Space Segment

LCRD’s space-based payload is currently under development at NASA’s Goddard Space Flight Center and will consist of a number of highly sensitive components. Because LCRD is a relay satellite, there will be two sides to the flight payload with an optical terminal on each. That way, one terminal can interface with the user spacecraft and the other can remain directed to ground terminals on Earth. Modems on the payload will translate digital data into laser signals and back again, and the optical module will send those encoded beams of light to the ground or receive them from Earth. The controller electronics will help position the optical modules to the optimum position to receive and transmit data. Because of the two-sided payload, a space switching unit will act as the interface between them, routing data to and from the two optical modules. All of these components will be incorporated into the payload, which will fly on a host spacecraft with other missions.

Radio-frequency communications will also be available for space-to-ground links.

Ground Segment

LCRD will transmit data to, and receive data from, two dedicated ground stations located in Table Mountain, California, and Hawaii. NASA’s Jet Propulsion Laboratory partnered with the LCRD project to build and operated the Table Mountain facility.

These ground stations will each house one of the ground terminals. These will also contain modems to translate encoded light back into data. The ground terminals will be aided by the CODEC, a coding and decoding device designed to restore data that was lost in translation or due to weather conditions, up to a point. This helps to ensure the data received is as complete as possible.


Laser communications truly began with the invention of lasers in the 1960s, which made the technology possible. Over the years, there have been many applications of laser technology, but laser communications is one of the most promising – it can reduce the size and weight of communications systems, as well as transmit data at rates orders of magnitude higher than standard radio-frequency systems.

NASA, in partnership with the Massachusetts Institute of Technology Lincoln Laboratory, has made great strides to bring laser communications to space missions in recent years. In 2013, NASA launched the Lunar Laser Communications Demonstration, the first technology demonstration of laser communications enabling data rates five times faster than ever before from beyond low-Earth orbit, aboard the Lunar Atmosphere and Dust Environment Explorer mission. The demonstration was an unqualified success. The Laser Communications Relay Demonstration mission is the next step in verifying the efficacy of the technology.

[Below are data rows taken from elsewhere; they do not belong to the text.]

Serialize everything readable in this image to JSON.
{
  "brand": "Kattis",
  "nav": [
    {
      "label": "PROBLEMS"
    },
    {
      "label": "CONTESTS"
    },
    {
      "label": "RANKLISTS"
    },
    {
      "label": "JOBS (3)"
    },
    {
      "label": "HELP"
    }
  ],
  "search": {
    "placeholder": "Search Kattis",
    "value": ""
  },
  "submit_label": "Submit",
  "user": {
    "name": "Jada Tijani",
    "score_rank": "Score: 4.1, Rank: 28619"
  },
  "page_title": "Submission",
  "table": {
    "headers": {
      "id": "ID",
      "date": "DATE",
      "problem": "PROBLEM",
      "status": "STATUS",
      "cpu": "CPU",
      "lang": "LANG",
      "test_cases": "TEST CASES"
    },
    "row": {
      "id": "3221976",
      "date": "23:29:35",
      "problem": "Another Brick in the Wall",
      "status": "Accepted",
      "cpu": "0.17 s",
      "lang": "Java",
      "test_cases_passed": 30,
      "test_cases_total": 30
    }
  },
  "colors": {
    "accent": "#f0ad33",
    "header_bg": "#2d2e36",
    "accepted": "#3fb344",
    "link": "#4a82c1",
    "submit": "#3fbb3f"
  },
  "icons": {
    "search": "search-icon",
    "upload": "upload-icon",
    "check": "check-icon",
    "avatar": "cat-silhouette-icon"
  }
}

Optical communication is the future of space communications. The technique uses infrared light to transmit digital data to and from spacecraft, providing a much better data rate than current radio-frequency communications systems. This allows newer missions with much higher data collection rates to transmit large amounts of data to the ground more quickly.

Optical communications can also be adapted to transmit data at the same rate as RF but require much less room and power in the payload. This particular mission will demonstrate everyday operations of a space-based laser communications system, allowing engineers to gain experience overcoming the particular challenges of laser communications: operating to its full potential despite cloud cover, wind, and other environmental factors that might disrupt data transmission.

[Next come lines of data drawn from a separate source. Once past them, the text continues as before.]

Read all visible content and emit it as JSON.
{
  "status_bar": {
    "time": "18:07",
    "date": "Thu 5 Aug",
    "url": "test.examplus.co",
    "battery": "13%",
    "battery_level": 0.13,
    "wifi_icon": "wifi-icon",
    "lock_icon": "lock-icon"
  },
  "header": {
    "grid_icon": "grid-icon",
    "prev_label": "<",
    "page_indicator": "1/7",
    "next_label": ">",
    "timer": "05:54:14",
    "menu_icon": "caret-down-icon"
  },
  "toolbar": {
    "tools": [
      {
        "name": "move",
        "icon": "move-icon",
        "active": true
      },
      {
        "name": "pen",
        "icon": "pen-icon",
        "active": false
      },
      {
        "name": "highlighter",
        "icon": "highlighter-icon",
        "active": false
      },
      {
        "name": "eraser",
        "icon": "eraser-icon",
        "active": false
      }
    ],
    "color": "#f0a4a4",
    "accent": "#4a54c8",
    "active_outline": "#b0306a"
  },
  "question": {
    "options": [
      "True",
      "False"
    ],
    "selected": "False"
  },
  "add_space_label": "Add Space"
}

These capabilities will have broad applications in the future of human exploration further into the solar system.

Our Mission

Laser Communications Relay Demonstration (LCRD) could revolutionize the way mission-critical data is transmitted to and from spacecraft. The mission is a technology demonstration to verify the longevity of optical communications systems in space, which can provide data rates 10 to 100 times better than traditional radio-frequency systems.

LCRD will serve as a pathfinder relay satellite, similar to the current Tracking and Data Relay Satellites (TDRS), which will receive data and transmit it to the ground. A successful LCRD mission would open up the possibility of an optical communications relay satellite constellation similar to TDRS. LCRD is capable of simulating numerous optical communication scenarios and LCRD experiments will involve elements both on the ground and in space.

Learn about opportunities to be a guest investigator on LCRD.

LCRD Background
Collaborate with us to explore a game-changing new communications system.
LCRD for Space Station

The Integrated Laser Communication Relay Demonstration (LCRD) Low-Earth Orbit (LEO) User Modem and Amplifier Terminal (ILLUMA-T) will fly aboard the International Space Station as the first demonstration of a fully operational, end-to-end optical communications system. ILLUMA-T will provide the space station a state-of-the-art optical communications terminal with improved size, weight and power over comparable radio-frequency communications systems. It will communicate data from low-Earth orbit to the ground through a relay satellite in geosynchronous orbit, leveraging optical communications technologies from the upcoming LCRD mission and the Lunar Laser Communication Demonstration (LLCD) that orbited the moon from 2013 to 2014. Optical technologies have the potential to greatly increase the amount of scientific data transferred from space to ground, supporting multiple channels of ultra-high-definition video from space.